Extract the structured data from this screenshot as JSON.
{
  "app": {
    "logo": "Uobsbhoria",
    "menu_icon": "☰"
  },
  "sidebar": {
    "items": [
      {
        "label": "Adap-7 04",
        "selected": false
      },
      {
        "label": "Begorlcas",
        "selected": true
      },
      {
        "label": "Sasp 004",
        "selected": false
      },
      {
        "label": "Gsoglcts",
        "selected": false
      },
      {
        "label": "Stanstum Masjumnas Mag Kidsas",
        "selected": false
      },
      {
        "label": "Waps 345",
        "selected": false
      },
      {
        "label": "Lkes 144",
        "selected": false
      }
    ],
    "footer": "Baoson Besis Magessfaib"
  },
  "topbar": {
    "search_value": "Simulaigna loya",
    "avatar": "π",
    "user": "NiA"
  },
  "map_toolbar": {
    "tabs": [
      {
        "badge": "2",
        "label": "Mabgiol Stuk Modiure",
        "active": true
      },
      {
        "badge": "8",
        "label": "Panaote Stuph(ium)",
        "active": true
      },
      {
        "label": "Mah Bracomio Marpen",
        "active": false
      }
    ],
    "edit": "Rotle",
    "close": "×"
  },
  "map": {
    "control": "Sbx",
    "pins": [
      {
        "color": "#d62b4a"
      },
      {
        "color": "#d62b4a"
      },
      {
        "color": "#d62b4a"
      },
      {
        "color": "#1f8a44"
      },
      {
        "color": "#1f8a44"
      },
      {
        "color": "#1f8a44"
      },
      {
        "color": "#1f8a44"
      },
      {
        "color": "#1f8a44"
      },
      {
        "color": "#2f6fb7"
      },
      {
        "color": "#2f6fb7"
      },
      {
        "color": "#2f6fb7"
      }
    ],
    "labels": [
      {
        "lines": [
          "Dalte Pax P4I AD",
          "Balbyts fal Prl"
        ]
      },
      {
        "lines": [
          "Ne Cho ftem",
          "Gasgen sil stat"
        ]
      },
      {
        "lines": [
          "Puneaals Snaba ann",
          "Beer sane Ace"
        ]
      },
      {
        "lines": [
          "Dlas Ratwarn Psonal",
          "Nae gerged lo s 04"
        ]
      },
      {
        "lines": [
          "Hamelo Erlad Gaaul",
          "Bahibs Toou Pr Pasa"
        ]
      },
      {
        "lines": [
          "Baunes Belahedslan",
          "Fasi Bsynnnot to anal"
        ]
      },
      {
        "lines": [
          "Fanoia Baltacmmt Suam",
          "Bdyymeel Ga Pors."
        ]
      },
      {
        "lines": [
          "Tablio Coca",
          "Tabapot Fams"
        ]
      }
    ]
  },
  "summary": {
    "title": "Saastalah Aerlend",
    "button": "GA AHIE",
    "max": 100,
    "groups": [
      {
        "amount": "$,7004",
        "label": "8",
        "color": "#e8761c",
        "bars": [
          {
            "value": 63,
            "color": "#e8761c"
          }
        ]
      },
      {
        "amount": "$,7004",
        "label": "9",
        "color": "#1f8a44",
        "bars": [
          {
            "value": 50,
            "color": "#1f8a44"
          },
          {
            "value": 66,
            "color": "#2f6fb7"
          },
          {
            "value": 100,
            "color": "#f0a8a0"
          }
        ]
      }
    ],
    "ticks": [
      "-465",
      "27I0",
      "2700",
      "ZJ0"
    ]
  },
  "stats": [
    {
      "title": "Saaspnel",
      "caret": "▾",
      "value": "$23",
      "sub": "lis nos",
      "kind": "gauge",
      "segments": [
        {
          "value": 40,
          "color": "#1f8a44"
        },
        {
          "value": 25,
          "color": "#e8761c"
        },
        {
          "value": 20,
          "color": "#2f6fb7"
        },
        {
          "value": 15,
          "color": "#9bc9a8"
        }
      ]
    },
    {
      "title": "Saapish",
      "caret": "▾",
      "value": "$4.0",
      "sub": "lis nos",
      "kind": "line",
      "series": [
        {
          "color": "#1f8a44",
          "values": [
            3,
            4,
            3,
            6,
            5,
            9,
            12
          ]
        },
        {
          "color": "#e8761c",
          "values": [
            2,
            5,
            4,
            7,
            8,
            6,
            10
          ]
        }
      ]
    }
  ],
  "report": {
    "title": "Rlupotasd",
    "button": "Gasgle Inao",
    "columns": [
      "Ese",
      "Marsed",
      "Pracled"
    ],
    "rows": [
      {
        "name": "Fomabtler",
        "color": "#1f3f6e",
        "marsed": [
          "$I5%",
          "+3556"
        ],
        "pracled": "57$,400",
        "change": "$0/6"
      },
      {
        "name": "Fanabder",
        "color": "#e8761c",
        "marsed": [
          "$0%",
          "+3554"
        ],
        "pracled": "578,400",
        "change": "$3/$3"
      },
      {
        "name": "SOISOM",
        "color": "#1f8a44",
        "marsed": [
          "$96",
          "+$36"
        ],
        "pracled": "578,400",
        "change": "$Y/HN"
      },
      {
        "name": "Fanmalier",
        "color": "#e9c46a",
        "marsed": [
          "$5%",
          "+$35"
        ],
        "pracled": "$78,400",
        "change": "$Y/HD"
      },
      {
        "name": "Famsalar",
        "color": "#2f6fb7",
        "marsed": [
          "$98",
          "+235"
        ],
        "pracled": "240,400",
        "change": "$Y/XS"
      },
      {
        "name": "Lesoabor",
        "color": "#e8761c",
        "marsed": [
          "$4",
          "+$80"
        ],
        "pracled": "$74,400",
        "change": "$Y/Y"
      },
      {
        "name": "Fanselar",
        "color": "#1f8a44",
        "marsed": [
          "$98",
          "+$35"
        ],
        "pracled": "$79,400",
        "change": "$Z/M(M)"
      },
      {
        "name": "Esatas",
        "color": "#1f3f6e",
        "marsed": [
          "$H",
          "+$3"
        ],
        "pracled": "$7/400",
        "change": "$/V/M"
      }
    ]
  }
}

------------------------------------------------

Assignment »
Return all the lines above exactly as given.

Finished task »
Extract the structured data from this screenshot as JSON.
{
  "app": {
    "logo": "Uobsbhoria",
    "menu_icon": "☰"
  },
  "sidebar": {
    "items": [
      {
        "label": "Adap-7 04",
        "selected": false
      },
      {
        "label": "Begorlcas",
        "selected": true
      },
      {
        "label": "Sasp 004",
        "selected": false
      },
      {
        "label": "Gsoglcts",
        "selected": false
      },
      {
        "label": "Stanstum Masjumnas Mag Kidsas",
        "selected": false
      },
      {
        "label": "Waps 345",
        "selected": false
      },
      {
        "label": "Lkes 144",
        "selected": false
      }
    ],
    "footer": "Baoson Besis Magessfaib"
  },
  "topbar": {
    "search_value": "Simulaigna loya",
    "avatar": "π",
    "user": "NiA"
  },
  "map_toolbar": {
    "tabs": [
      {
        "badge": "2",
        "label": "Mabgiol Stuk Modiure",
        "active": true
      },
      {
        "badge": "8",
        "label": "Panaote Stuph(ium)",
        "active": true
      },
      {
        "label": "Mah Bracomio Marpen",
        "active": false
      }
    ],
    "edit": "Rotle",
    "close": "×"
  },
  "map": {
    "control": "Sbx",
    "pins": [
      {
        "color": "#d62b4a"
      },
      {
        "color": "#d62b4a"
      },
      {
        "color": "#d62b4a"
      },
      {
        "color": "#1f8a44"
      },
      {
        "color": "#1f8a44"
      },
      {
        "color": "#1f8a44"
      },
      {
        "color": "#1f8a44"
      },
      {
        "color": "#1f8a44"
      },
      {
        "color": "#2f6fb7"
      },
      {
        "color": "#2f6fb7"
      },
      {
        "color": "#2f6fb7"
      }
    ],
    "labels": [
      {
        "lines": [
          "Dalte Pax P4I AD",
          "Balbyts fal Prl"
        ]
      },
      {
        "lines": [
          "Ne Cho ftem",
          "Gasgen sil stat"
        ]
      },
      {
        "lines": [
          "Puneaals Snaba ann",
          "Beer sane Ace"
        ]
      },
      {
        "lines": [
          "Dlas Ratwarn Psonal",
          "Nae gerged lo s 04"
        ]
      },
      {
        "lines": [
          "Hamelo Erlad Gaaul",
          "Bahibs Toou Pr Pasa"
        ]
      },
      {
        "lines": [
          "Baunes Belahedslan",
          "Fasi Bsynnnot to anal"
        ]
      },
      {
        "lines": [
          "Fanoia Baltacmmt Suam",
          "Bdyymeel Ga Pors."
        ]
      },
      {
        "lines": [
          "Tablio Coca",
          "Tabapot Fams"
        ]
      }
    ]
  },
  "summary": {
    "title": "Saastalah Aerlend",
    "button": "GA AHIE",
    "max": 100,
    "groups": [
      {
        "amount": "$,7004",
        "label": "8",
        "color": "#e8761c",
        "bars": [
          {
            "value": 63,
            "color": "#e8761c"
          }
        ]
      },
      {
        "amount": "$,7004",
        "label": "9",
        "color": "#1f8a44",
        "bars": [
          {
            "value": 50,
            "color": "#1f8a44"
          },
          {
            "value": 66,
            "color": "#2f6fb7"
          },
          {
            "value": 100,
            "color": "#f0a8a0"
          }
        ]
      }
    ],
    "ticks": [
      "-465",
      "27I0",
      "2700",
      "ZJ0"
    ]
  },
  "stats": [
    {
      "title": "Saaspnel",
      "caret": "▾",
      "value": "$23",
      "sub": "lis nos",
      "kind": "gauge",
      "segments": [
        {
          "value": 40,
          "color": "#1f8a44"
        },
        {
          "value": 25,
          "color": "#e8761c"
        },
        {
          "value": 20,
          "color": "#2f6fb7"
        },
        {
          "value": 15,
          "color": "#9bc9a8"
        }
      ]
    },
    {
      "title": "Saapish",
      "caret": "▾",
      "value": "$4.0",
      "sub": "lis nos",
      "kind": "line",
      "series": [
        {
          "color": "#1f8a44",
          "values": [
            3,
            4,
            3,
            6,
            5,
            9,
            12
          ]
        },
        {
          "color": "#e8761c",
          "values": [
            2,
            5,
            4,
            7,
            8,
            6,
            10
          ]
        }
      ]
    }
  ],
  "report": {
    "title": "Rlupotasd",
    "button": "Gasgle Inao",
    "columns": [
      "Ese",
      "Marsed",
      "Pracled"
    ],
    "rows": [
      {
        "name": "Fomabtler",
        "color": "#1f3f6e",
        "marsed": [
          "$I5%",
          "+3556"
        ],
        "pracled": "57$,400",
        "change": "$0/6"
      },
      {
        "name": "Fanabder",
        "color": "#e8761c",
        "marsed": [
          "$0%",
          "+3554"
        ],
        "pracled": "578,400",
        "change": "$3/$3"
      },
      {
        "name": "SOISOM",
        "color": "#1f8a44",
        "marsed": [
          "$96",
          "+$36"
        ],
        "pracled": "578,400",
        "change": "$Y/HN"
      },
      {
        "name": "Fanmalier",
        "color": "#e9c46a",
        "marsed": [
          "$5%",
          "+$35"
        ],
        "pracled": "$78,400",
        "change": "$Y/HD"
      },
      {
        "name": "Famsalar",
        "color": "#2f6fb7",
        "marsed": [
          "$98",
          "+235"
        ],
        "pracled": "240,400",
        "change": "$Y/XS"
      },
      {
        "name": "Lesoabor",
        "color": "#e8761c",
        "marsed": [
          "$4",
          "+$80"
        ],
        "pracled": "$74,400",
        "change": "$Y/Y"
      },
      {
        "name": "Fanselar",
        "color": "#1f8a44",
        "marsed": [
          "$98",
          "+$35"
        ],
        "pracled": "$79,400",
        "change": "$Z/M(M)"
      },
      {
        "name": "Esatas",
        "color": "#1f3f6e",
        "marsed": [
          "$H",
          "+$3"
        ],
        "pracled": "$7/400",
        "change": "$/V/M"
      }
    ]
  }
}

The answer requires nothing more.